We consider an evening return to the Philadelphia Museum of Art because Friday evening, there's live music, film showings and special gallery talks and tours. However, we pass and head downtown to check out a shimmering collaboration between Philadelphia's original "painter of light"
and glass artisan extraordinaire
Louis Comfort Tiffany
Curtis Center's Dream Garden
is a marvelous mosaic crafted of 100,000 pieces of favrile glass in some 260 colors accentuated by pink salmons and sky blues.
For dinner in Old City on the outskirts of the animated neighborhood, the striking Union Trust serves steak as the prime order.
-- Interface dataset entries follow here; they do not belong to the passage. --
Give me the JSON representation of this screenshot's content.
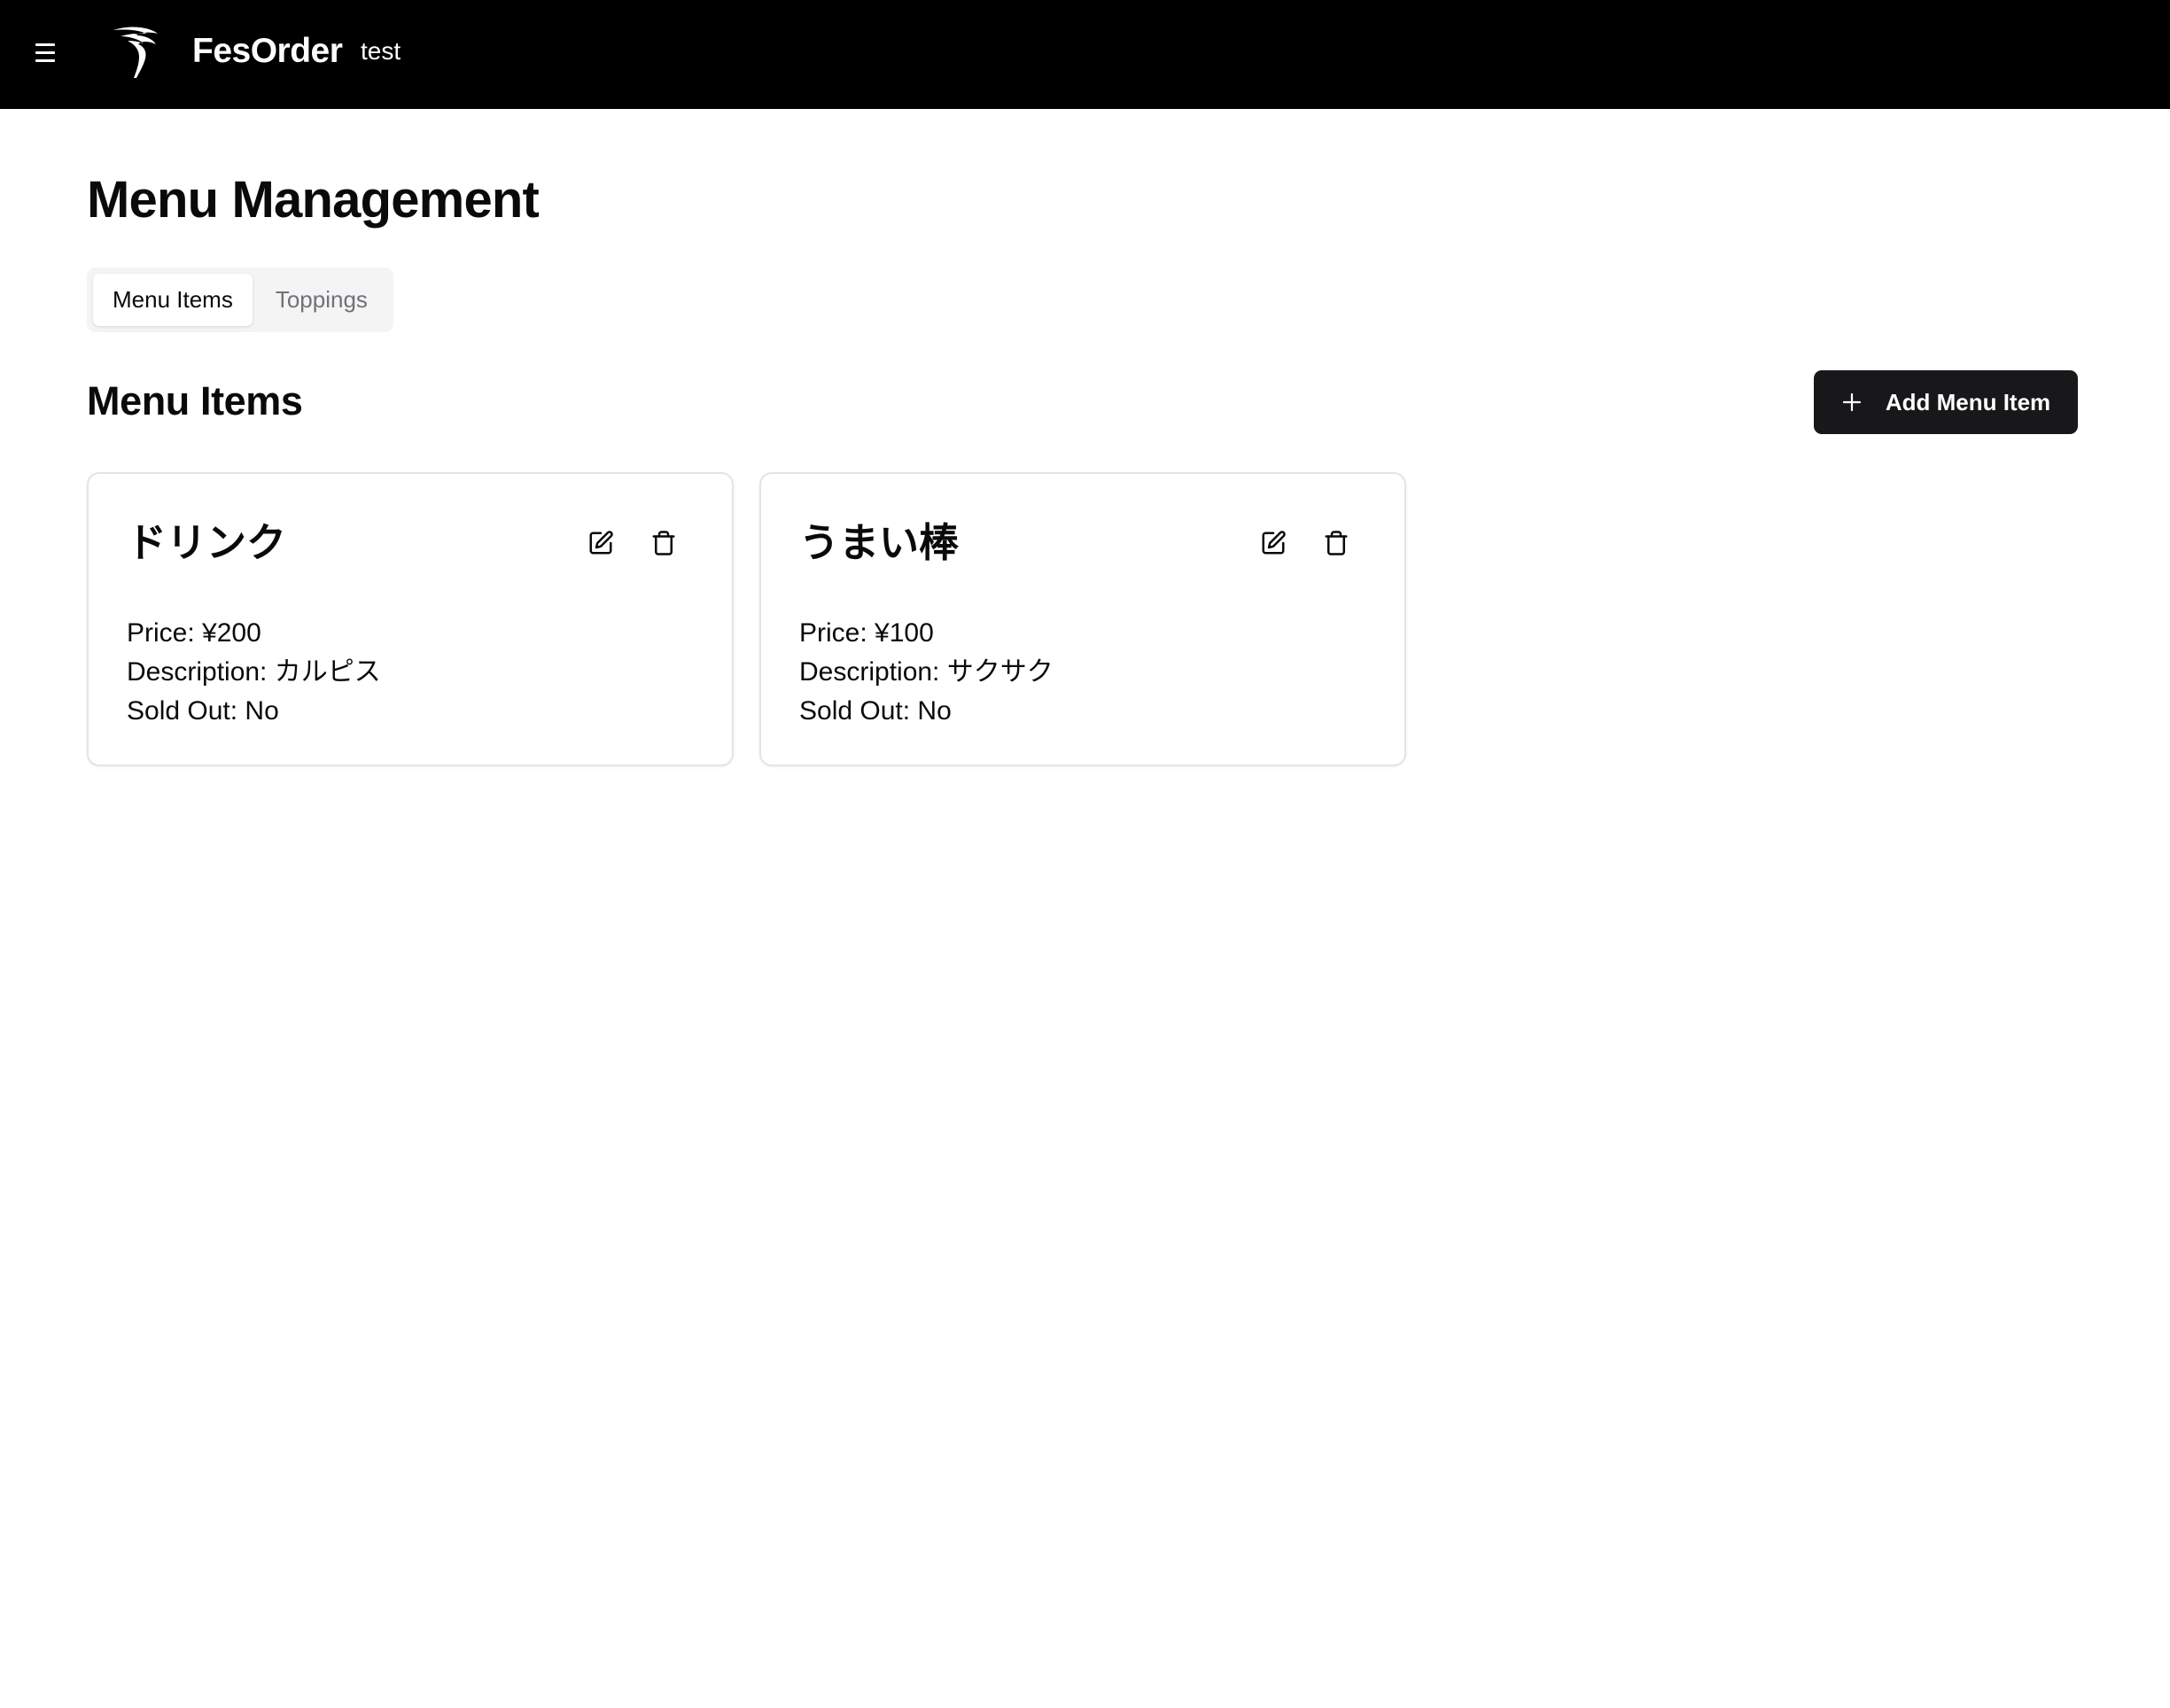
{
  "header": {
    "menu_icon": "hamburger-icon",
    "logo_icon": "swoosh-logo",
    "brand": "FesOrder",
    "org": "test"
  },
  "page": {
    "title": "Menu Management"
  },
  "tabs": [
    {
      "label": "Menu Items",
      "active": true
    },
    {
      "label": "Toppings",
      "active": false
    }
  ],
  "section": {
    "title": "Menu Items",
    "add_button_label": "Add Menu Item",
    "add_button_icon": "plus-icon"
  },
  "items": [
    {
      "name": "ドリンク",
      "price_label": "Price:",
      "price": "¥200",
      "description_label": "Description:",
      "description": "カルピス",
      "sold_out_label": "Sold Out:",
      "sold_out": "No",
      "edit_icon": "edit-icon",
      "delete_icon": "trash-icon"
    },
    {
      "name": "うまい棒",
      "price_label": "Price:",
      "price": "¥100",
      "description_label": "Description:",
      "description": "サクサク",
      "sold_out_label": "Sold Out:",
      "sold_out": "No",
      "edit_icon": "edit-icon",
      "delete_icon": "trash-icon"
    }
  ],
  "colors": {
    "topbar": "#000000",
    "primary_button": "#18181b",
    "tab_bg": "#f4f4f5",
    "card_border": "#e4e4e7"
  }
}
This old bank building has been transformed into a cathedral-like setting with a jewel-toned design, both luxurious and soaring. We do much more walking at night, feeling quite safe despite Broad Street's reputation for bullies circa '70s coach Fred Shero and his nasty Flyers hockey team.
Saturday: we breakfast at the nearby bustling Reading Terminal Market's Dutch Eating Place, opting for a heaping stack of blueberry pancakes. The market stalls are fun to explore from tasty bakeries to cheese purveyors and hand-twisted pretzels.
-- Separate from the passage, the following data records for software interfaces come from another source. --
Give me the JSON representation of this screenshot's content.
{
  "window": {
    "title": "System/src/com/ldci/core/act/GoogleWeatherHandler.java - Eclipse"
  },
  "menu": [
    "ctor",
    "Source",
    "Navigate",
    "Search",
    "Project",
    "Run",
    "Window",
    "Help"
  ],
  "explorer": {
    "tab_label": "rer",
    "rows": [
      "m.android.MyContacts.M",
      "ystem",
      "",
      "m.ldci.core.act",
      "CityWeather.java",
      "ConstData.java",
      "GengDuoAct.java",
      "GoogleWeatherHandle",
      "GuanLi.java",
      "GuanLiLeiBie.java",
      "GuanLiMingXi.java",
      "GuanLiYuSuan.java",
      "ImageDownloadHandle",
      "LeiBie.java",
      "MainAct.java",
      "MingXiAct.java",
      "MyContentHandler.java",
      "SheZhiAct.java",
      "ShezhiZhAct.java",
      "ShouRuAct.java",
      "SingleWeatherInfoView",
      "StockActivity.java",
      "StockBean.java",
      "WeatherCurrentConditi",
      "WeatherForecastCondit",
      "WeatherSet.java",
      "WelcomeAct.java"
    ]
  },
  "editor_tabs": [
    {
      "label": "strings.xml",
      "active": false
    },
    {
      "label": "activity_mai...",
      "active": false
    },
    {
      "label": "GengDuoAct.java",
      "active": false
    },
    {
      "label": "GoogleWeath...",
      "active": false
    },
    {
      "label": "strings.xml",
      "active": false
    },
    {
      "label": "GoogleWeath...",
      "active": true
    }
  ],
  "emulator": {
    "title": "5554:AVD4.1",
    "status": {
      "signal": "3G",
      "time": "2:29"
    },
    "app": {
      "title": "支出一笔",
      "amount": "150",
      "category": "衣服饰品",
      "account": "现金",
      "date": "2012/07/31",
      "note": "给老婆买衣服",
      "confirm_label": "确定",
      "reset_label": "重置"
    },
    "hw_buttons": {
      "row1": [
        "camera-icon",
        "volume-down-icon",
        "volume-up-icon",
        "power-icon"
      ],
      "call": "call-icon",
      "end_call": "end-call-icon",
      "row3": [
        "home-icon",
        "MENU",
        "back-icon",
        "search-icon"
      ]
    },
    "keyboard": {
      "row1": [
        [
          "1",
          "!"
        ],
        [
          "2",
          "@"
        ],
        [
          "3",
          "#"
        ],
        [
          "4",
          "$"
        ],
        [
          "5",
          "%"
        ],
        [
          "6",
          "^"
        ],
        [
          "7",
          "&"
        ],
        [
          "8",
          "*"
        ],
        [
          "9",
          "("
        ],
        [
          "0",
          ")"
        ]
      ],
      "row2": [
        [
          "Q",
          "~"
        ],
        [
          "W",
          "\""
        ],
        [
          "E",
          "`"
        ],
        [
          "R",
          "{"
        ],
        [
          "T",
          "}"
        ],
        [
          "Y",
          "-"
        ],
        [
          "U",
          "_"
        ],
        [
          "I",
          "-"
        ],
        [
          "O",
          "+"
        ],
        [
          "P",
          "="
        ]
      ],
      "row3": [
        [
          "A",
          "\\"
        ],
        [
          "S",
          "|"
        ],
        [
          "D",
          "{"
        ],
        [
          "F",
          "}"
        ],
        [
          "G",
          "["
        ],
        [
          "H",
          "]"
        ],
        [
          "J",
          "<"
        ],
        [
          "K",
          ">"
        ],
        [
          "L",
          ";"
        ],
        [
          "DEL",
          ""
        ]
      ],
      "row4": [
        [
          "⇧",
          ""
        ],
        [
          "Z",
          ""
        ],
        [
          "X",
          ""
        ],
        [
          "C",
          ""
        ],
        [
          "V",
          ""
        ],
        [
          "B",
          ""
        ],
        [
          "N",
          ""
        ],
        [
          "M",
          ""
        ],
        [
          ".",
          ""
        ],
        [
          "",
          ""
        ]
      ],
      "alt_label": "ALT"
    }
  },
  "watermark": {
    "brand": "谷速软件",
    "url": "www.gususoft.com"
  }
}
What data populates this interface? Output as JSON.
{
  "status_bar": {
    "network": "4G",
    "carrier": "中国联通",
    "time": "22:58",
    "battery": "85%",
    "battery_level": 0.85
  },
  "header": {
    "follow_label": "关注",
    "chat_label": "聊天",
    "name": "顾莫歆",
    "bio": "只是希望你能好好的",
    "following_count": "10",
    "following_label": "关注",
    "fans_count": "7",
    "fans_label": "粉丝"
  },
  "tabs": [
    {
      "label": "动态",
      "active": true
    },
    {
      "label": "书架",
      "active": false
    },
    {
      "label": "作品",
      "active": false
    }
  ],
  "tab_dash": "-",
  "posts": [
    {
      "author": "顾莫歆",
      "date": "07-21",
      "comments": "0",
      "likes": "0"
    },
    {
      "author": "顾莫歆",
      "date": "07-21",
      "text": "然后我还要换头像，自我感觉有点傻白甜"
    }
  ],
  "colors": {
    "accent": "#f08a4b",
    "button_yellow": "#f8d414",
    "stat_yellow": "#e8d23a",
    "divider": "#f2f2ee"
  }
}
Next, we walk to
, near the Fairmount Park Visitors Center, to embark on a 90-minute ride on the city's elevated train line or "the el" as it's known to locals. This is part of the
Mural Arts Program's Love Letter Mural Tour
, a unique public art project that features the work of Stephen Powers who has crafted a series of 50 murals to resemble old-style billboards that trace one particular fellow's courtship of a fortunate lady.
After lunch on the fly, it's the
Pennsylvania Academy of the Fine Arts
' tour-de-force starts outside with mansard roofs, terra cotta and arches coalescing into a magnificent whole. Inside, we view the work of past students and teachers such as
Charles Willson Peale
and Maxfield Parrish, plus other American masters like
. Across the street, a new wing spotlights contemporary artists and features a great gift shop.
Next, we hit
, the newest entry from celebrated chef
, a former
Award winner and favorite of Food & Wine. This is a lively trattoria that features kitchen-side seating and butcher-block tables. The menu offers hearty Italian fare.
It's a short stroll to the Avenue of the Arts, where live music and theater abounds. Visitors may choose from opera or ballet at the
Academy of Music
, chamber music, jazz or pop at the
Kimmel Center for the Performing Arts
or theater at the
Suzanne Roberts Theatre
, home of the
Philadelphia Theatre Company
At the Wilma Theater we watch
perform two of seven scheduled world premieres, guided by co-founders and Artistic Directors,
. The dancing is powerful, modern and daring.
Sunday: after visiting
for breakfast, we navigate around the corner for a tour of Barnes, saving the best for last. Designed by
Tod Williams and Billie Tsien
who formed their New York-based collaborative practice in 1986, hundreds of Impressionist paintings are hung in the idiosyncratic fashion favored by
Albert C. Barnes
, who established the Foundation in 1922 to promote art appreciation. It's a treasure we will not forget. Afterwards, a quick trip to
Independence National Historical Park with its free attractions, the Liberty Bell Center and Independence Hall, and we return back home on an art lover's high!
The Barnes Foundation
Mike Keenan writes for QMI Agency (Sun Media) Canada's largest newspaper publisher, printing 44 daily newspapers as well as a web portal, Canoe.ca. Besides regular columns for the St. Catharines Standard, Welland Tribune and Niagara Falls Review, Mike has been published in the Globe and Mail, Toronto Star, Buffalo Spree, Stitches, West of the City and Hamilton-Burlington's View Magazine.